Skip to content

From Sidmouth’s charity shops to Accra’s second-hand clothes market

  • by JW

“Wasteland”: the dirty truth about what we throw away, where it goes, and why it matters [by Oliver Franklin-Wallis]

“The solution to our waste problem is, ultimately, simple: we should just buy less stuff!” [Physics World]


The hugely influential video from over a decade ago by Annie Leonard looked at ‘The Story of Stuff’: “There is no such thing as ‘away’. When you throw something away, it must go somewhere” The Story of Stuff – YouTube

A more recent video focussed on ‘The Textile Mountain: the hidden burden of our fashion waste’: We need to “re-imagine the way the way we design, wear and reuse our clothes – so that our fashion waste no longer becomes another country’s burden.” Where does most of our fast fashion end up? – Vision Group for Sidmouth

A correspondent notes that there is yet “another article about our fast fashion addiction and its consequences for others…” – this time from the weekend’s Daily Mail:

Consider: only between ten and 30 per cent of second-hand donations to charity shops are resold in store. The rest disappears into a vast sorting apparatus to be graded and sold on to commercial partners, often for export.

In the UK, 70 per cent of used clothing is exported. That amounted to more than 395,000 tons in 2018, cumulatively worth £451 million. the largest second-hand clothes market in Ghana, where 30,000 traders cram into seven claustrophobic acres in the heart of the city. Hundreds of bales of old clothes arrive in Accra’s Kantamanto market daily to be sorted and sold. Over an entrance is a sign that says ‘Obroni wawu’ (Dead white man’s clothes). Unable to compete with the flood of cheap goods into Africa, local textile manufacturing sectors collapsed, unable to compete on price with a product better-off people were throwing away.

Adapted from Wasteland: The Dirty Truth About What We Throw Away, Where It Goes, And Why It Matters, by Oliver Franklin-Wallis

The dirty truth behind what happens to that dress you give to a charity shop | Daily Mail Online

Here’s a review of the book:

Wasteland ‘does not hide from the difficulty of finding solutions to any of the problems discussed. But it does not offer an entirely negative message either. Despite many failures and the pernicious effects of greenwashing, we learn that recycling can work: 80% of the copper ever mined, for example, is still in circulation. However, Franklin-Wallis argues that the solution to our waste problem is, ultimately, simple: we should just buy less stuff!

Thrown away: what is the real impact of our waste? – Physics World

And this is from the publisher:

“There are stories in all our discarded things: who made them, what they meant to a person before they were thrown away. In the end, it all ends up in the same place – the endless ingenuity of humanity in one filthy, fascinating mass.

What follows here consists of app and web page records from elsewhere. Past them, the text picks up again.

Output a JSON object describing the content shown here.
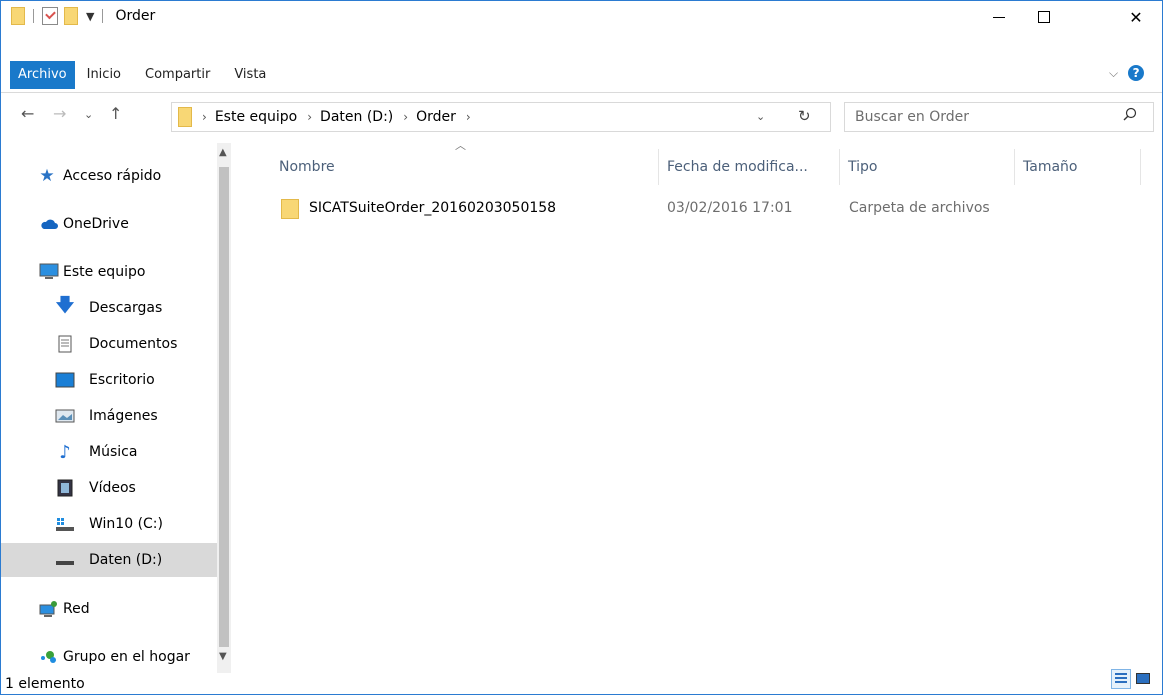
{
  "window": {
    "title": "Order",
    "controls": {
      "minimize_icon": "minimize-icon",
      "maximize_icon": "maximize-icon",
      "close_icon": "close-icon"
    }
  },
  "ribbon": {
    "tabs": [
      {
        "label": "Archivo"
      },
      {
        "label": "Inicio"
      },
      {
        "label": "Compartir"
      },
      {
        "label": "Vista"
      }
    ]
  },
  "address_bar": {
    "crumbs": [
      "Este equipo",
      "Daten (D:)",
      "Order"
    ]
  },
  "search": {
    "placeholder": "Buscar en Order"
  },
  "nav_pane": {
    "items": [
      {
        "label": "Acceso rápido",
        "icon": "star-icon"
      },
      {
        "label": "OneDrive",
        "icon": "cloud-icon"
      },
      {
        "label": "Este equipo",
        "icon": "computer-icon"
      },
      {
        "label": "Descargas",
        "icon": "download-icon"
      },
      {
        "label": "Documentos",
        "icon": "document-icon"
      },
      {
        "label": "Escritorio",
        "icon": "desktop-icon"
      },
      {
        "label": "Imágenes",
        "icon": "pictures-icon"
      },
      {
        "label": "Música",
        "icon": "music-icon"
      },
      {
        "label": "Vídeos",
        "icon": "video-icon"
      },
      {
        "label": "Win10 (C:)",
        "icon": "system-drive-icon"
      },
      {
        "label": "Daten (D:)",
        "icon": "drive-icon",
        "selected": true
      },
      {
        "label": "Red",
        "icon": "network-icon"
      },
      {
        "label": "Grupo en el hogar",
        "icon": "homegroup-icon"
      }
    ]
  },
  "file_list": {
    "columns": [
      "Nombre",
      "Fecha de modifica...",
      "Tipo",
      "Tamaño"
    ],
    "rows": [
      {
        "name": "SICATSuiteOrder_20160203050158",
        "modified": "03/02/2016 17:01",
        "type": "Carpeta de archivos",
        "size": ""
      }
    ]
  },
  "status_bar": {
    "text": "1 elemento"
  },
  "colors": {
    "accent": "#1979ca",
    "folder": "#f8d775",
    "selected": "#d9d9d9",
    "header_text": "#4c607a"
  }
}
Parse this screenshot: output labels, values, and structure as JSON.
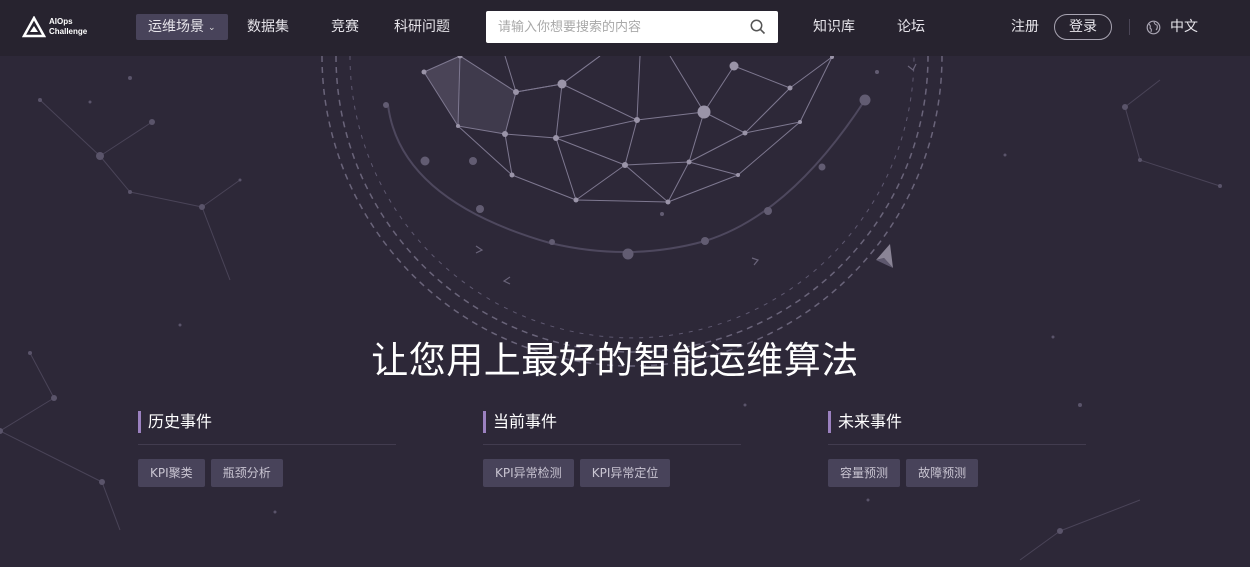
{
  "logo": {
    "line1": "AIOps",
    "line2": "Challenge",
    "icon": "triangle-logo-icon"
  },
  "nav": {
    "items": [
      {
        "label": "运维场景",
        "active": true
      },
      {
        "label": "数据集"
      },
      {
        "label": "竞赛"
      },
      {
        "label": "科研问题"
      }
    ],
    "search_placeholder": "请输入你想要搜索的内容",
    "right_items": [
      {
        "label": "知识库"
      },
      {
        "label": "论坛"
      }
    ],
    "register": "注册",
    "login": "登录",
    "language": "中文"
  },
  "hero": {
    "title": "让您用上最好的智能运维算法"
  },
  "sections": [
    {
      "title": "历史事件",
      "tags": [
        "KPI聚类",
        "瓶颈分析"
      ]
    },
    {
      "title": "当前事件",
      "tags": [
        "KPI异常检测",
        "KPI异常定位"
      ]
    },
    {
      "title": "未来事件",
      "tags": [
        "容量预测",
        "故障预测"
      ]
    }
  ],
  "colors": {
    "background": "#2d2838",
    "nav_bg": "#27232f",
    "accent": "#9b81c0",
    "tag_bg": "#48435a"
  }
}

When we throw things ‘away’, what does that actually mean? Where does it go, and who deals with it when it gets there? In ‘Wasteland’, award-winning journalist Oliver Franklin-Wallis takes us on an eye-opening journey through the global waste industry. From the mountainous landfills of New Delhi to Britain’s overflowing sewers, from hollowed-out mining towns in the USA to Ghana’s flooded second-hand markets, we meet the people on the frontline of our waste crisis – both those being exploited, and those determined to make a difference. On the way, we discover the corporate greenwashing that started the recycling movement; the dark truth behind our second-hand donations; and come face to face with the 10,000-year legacy of our nuclear waste.

Both shocking and hopeful, ‘Wasteland’ is the timely and ultimately human story at the heart of an urgent global issue.

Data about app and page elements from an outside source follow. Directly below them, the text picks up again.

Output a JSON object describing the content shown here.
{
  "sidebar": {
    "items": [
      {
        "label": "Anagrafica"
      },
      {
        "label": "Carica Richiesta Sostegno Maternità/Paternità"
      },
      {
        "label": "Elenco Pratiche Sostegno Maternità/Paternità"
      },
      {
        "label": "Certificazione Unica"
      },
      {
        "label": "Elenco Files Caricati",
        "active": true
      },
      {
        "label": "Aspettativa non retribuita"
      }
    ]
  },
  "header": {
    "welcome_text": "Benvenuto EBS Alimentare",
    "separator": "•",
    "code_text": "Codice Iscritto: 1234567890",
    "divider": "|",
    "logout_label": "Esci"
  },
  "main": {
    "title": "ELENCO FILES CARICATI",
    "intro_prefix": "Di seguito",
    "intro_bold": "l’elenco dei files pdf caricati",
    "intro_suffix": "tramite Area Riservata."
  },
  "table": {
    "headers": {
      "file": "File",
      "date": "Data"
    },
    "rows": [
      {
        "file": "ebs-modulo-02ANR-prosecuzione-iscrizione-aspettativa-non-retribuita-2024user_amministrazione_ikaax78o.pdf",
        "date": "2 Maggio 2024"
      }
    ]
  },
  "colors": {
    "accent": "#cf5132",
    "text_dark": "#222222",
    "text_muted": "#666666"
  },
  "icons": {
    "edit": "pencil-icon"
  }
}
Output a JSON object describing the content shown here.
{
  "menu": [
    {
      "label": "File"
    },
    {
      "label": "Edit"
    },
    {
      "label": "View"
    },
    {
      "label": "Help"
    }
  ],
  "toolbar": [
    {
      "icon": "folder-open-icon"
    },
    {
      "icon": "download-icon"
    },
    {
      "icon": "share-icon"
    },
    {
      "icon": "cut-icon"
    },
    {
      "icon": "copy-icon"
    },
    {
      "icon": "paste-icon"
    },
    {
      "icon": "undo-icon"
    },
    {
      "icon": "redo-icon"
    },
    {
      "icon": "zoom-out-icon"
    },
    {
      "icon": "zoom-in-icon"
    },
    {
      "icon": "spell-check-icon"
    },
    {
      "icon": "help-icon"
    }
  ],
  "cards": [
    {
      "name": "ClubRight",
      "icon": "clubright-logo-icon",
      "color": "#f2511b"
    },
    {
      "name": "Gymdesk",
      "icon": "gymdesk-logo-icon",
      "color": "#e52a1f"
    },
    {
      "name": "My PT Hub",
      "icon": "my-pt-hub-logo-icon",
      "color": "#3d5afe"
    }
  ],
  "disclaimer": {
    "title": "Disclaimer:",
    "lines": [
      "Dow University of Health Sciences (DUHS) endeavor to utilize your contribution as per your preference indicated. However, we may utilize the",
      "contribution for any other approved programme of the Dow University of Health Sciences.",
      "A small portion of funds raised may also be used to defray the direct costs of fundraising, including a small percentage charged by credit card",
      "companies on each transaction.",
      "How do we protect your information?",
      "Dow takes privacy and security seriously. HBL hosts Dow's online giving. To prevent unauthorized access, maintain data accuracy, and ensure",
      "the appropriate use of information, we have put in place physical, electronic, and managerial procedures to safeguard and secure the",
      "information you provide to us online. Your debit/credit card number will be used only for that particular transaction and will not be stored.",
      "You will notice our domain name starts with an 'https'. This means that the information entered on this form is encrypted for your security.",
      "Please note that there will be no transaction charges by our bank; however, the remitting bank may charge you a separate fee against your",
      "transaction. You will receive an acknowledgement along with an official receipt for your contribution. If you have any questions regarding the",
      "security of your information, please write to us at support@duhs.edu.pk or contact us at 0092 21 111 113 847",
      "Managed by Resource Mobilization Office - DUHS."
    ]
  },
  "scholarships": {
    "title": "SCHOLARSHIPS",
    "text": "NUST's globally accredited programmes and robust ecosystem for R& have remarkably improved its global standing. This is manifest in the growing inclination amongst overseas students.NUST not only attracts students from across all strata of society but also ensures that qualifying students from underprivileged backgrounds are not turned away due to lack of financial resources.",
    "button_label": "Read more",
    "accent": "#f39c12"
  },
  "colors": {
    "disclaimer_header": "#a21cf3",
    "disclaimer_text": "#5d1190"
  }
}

Wasteland | Book by Oliver Franklin-Wallis | Official Publisher Page | Simon & Schuster UK

The question is, then: How much of the stuff we give to the many charity shops on Sidmouth’s high street is sent off to another corner of the world to deal with?

What Happens to Your Used Clothing Donations | Reader’s Digest

The Truth About What Happens to Donated Clothes

The hidden trade in our second-hand clothes given to charity | Guardian sustainable business | The Guardian

Where does clothing end up? Modern colonialism disguised as donation : Fashion Revolution

Finally, though, there are things you can do:

Charity Shop Donations: How To Make Sure They Don’t End Up As Landfill | Glamour UK